G&U: I think another thing people believe is that Critical Race Theory is just talking to white people.

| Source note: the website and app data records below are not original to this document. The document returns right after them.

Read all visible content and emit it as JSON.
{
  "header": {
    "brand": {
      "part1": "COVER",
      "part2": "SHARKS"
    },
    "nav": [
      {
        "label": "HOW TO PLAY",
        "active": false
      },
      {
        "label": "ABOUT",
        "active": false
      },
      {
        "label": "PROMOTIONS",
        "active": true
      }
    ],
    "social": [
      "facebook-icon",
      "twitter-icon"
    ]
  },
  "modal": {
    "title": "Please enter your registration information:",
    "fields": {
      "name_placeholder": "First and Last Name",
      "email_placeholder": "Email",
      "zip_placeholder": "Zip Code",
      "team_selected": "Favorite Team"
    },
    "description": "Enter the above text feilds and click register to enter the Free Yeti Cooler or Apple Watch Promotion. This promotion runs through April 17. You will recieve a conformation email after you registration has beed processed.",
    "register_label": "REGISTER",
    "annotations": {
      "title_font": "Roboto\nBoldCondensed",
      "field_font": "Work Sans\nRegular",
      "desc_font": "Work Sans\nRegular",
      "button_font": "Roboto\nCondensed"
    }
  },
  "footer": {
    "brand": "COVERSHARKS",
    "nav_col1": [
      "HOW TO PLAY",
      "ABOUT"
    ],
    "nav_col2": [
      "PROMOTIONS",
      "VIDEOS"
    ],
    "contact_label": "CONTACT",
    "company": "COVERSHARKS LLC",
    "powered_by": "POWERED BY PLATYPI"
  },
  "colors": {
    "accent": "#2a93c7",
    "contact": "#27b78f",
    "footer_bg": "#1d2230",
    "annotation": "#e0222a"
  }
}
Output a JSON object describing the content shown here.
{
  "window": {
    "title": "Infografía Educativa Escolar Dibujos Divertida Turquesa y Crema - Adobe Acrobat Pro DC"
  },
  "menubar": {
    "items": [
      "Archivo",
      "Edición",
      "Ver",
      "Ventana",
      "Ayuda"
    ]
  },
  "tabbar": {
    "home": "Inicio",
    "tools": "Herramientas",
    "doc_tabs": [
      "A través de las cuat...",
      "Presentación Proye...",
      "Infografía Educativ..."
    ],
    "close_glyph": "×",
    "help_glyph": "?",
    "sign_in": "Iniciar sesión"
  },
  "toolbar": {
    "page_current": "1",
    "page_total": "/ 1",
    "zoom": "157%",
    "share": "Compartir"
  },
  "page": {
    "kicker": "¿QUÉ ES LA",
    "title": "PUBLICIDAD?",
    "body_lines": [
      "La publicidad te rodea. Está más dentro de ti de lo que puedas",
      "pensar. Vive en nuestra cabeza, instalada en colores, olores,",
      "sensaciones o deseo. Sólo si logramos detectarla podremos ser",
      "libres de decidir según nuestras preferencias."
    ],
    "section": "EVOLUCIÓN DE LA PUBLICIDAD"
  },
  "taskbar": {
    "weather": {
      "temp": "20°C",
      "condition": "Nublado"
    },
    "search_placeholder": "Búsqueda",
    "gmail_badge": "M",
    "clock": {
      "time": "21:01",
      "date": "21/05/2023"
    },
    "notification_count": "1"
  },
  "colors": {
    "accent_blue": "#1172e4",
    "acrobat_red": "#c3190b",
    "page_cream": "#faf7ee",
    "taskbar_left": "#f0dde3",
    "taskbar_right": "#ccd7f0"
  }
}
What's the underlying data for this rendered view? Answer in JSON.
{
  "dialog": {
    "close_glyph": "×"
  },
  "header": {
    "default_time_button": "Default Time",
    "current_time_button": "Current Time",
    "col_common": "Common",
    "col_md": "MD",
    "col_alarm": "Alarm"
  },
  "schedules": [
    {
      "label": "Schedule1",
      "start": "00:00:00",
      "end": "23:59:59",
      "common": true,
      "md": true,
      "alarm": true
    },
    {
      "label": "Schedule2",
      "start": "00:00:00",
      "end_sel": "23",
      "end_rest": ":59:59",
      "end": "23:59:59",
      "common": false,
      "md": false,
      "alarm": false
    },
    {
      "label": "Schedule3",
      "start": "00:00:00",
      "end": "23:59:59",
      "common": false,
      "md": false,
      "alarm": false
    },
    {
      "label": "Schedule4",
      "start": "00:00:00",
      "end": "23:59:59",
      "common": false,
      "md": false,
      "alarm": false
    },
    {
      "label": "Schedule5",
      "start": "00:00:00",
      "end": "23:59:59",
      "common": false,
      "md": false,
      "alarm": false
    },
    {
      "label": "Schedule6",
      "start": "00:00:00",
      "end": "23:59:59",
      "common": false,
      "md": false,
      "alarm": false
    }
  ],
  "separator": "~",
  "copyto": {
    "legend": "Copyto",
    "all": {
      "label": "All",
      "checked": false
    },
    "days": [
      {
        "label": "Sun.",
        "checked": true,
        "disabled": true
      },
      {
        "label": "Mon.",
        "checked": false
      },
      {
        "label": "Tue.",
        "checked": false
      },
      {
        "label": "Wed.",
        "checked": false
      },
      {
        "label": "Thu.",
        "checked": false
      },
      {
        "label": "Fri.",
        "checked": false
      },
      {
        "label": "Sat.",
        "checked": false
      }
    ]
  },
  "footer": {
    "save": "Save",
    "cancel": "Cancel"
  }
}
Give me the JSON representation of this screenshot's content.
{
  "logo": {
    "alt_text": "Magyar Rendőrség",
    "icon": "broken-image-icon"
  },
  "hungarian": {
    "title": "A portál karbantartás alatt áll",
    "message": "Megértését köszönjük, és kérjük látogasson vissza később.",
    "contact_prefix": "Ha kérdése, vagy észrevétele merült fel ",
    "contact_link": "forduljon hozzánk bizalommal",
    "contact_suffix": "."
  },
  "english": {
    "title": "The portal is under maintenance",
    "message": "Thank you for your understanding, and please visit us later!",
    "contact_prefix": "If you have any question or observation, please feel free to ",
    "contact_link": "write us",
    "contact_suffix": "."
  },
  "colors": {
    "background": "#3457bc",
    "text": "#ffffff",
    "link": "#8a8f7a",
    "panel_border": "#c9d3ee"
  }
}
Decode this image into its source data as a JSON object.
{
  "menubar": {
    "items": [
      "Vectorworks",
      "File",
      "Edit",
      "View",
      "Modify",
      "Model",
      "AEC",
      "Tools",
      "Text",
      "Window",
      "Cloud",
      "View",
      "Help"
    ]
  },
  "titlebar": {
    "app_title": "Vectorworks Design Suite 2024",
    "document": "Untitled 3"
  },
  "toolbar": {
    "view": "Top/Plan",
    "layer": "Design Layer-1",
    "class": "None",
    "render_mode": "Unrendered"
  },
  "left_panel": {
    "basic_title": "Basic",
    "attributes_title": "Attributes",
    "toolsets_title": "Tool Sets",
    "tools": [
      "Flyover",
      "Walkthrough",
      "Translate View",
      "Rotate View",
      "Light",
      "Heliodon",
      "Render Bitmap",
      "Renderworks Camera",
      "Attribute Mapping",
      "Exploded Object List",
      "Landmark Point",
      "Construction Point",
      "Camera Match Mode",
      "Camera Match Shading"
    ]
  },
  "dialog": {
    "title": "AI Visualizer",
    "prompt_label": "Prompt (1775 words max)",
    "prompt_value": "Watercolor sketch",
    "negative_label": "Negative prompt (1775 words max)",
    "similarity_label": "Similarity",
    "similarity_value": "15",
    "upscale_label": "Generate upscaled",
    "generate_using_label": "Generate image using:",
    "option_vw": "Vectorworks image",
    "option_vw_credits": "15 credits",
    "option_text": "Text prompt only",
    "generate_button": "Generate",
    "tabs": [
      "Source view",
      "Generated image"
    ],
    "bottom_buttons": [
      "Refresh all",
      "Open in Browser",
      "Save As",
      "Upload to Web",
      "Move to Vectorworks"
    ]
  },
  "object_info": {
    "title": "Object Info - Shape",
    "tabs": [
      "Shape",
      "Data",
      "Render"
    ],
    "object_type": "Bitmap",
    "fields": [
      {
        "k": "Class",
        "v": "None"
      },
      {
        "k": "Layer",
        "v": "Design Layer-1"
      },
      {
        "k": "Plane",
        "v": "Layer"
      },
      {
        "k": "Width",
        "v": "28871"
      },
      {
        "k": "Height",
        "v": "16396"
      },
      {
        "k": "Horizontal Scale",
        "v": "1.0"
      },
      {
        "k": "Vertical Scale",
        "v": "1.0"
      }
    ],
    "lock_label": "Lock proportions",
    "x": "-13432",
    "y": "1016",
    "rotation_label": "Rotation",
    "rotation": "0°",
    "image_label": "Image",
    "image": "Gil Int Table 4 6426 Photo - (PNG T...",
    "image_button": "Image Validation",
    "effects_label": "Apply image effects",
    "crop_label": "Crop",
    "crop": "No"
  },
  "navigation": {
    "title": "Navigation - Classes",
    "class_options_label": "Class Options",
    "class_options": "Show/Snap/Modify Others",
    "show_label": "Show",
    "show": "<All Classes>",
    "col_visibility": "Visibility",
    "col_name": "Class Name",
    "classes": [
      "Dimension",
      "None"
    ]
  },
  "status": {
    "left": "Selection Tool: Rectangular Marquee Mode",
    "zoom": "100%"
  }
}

Sataraka: The way that it’s been framed, from a lot of conservative Republicans, is that it’s an attack on white people. That it’s making white children, in particular, feel guilty about being white, that white children are the reason for all the racial ills that we’re seeing now and experience, and that’s just not true. People’s misunderstanding and ignorance of the history and how racism has functioned in the U.S. and continues to do so is just a misunderstanding and an ignorance of that history. We tend to couch these abstract ideas in everyday lived experience, such as schools, to make it seem like it’s a huge threat. Talking about race and racist history is not racist. What we’re doing is acknowledging the problem. A lot of people think that because the Civil Rights Movement happened, that we don’t have slavery, that we don’t have segregation — which I would argue we do — formally, that racism is no longer an issue. That’s coming from a color-blind perspective, where we want to believe in a world that doesn’t treat people based off of skin color. That also impacts white students. It impacts their ability to think about their own identities, how they relate to people who are different from them.
If anything, it’s worth it for people to read more about Critical Race Theory. That’s one of the big things that I try to tell people. You should at least read a book before you have a conversation with me about it.
Listen to Gee and Ursula’s interview with Dr. Jeremiah Sataraka about Critical Race Theory and why Americans find it so difficult to talk about racism.
Listen to the Gee and Ursula Show weekday mornings from 9 a.m. – 12 p.m. on KIRO Radio, 97.3 FM. Subscribe to the podcast here.